Data extracts below:
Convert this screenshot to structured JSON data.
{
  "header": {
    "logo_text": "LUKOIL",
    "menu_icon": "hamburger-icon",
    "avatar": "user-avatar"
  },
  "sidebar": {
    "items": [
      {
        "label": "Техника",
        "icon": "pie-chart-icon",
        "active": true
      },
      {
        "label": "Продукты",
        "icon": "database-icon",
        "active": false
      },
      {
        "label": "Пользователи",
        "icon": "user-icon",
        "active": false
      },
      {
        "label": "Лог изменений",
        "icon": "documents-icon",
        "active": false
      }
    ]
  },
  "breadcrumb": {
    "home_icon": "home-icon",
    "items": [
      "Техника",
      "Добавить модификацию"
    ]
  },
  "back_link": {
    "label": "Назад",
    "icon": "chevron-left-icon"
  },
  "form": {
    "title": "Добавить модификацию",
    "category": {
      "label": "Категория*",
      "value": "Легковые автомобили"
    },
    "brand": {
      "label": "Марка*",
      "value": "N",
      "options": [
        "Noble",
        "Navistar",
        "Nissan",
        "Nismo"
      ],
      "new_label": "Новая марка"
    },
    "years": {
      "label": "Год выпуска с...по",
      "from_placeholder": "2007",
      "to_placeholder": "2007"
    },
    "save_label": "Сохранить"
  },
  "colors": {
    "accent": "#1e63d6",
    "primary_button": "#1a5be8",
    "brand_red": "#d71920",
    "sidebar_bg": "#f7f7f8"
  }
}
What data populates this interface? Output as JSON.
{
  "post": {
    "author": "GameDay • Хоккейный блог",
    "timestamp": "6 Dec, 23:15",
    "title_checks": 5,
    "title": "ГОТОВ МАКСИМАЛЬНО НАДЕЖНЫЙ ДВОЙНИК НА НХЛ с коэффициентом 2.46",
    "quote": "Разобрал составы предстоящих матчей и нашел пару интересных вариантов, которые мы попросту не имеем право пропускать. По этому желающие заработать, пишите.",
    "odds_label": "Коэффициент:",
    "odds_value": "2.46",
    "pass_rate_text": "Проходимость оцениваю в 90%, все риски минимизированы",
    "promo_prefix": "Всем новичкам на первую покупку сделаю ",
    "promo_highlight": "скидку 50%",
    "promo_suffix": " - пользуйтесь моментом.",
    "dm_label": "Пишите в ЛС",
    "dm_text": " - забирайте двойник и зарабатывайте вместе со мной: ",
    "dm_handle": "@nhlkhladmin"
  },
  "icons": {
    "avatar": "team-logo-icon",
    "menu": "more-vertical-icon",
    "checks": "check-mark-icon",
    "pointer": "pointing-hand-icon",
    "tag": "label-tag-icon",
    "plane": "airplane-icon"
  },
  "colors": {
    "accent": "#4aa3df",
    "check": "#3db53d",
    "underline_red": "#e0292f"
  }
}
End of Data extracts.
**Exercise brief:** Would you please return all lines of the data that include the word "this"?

**Result of the task:**
Convert this screenshot to structured JSON data.
What data populates this interface? Output as JSON.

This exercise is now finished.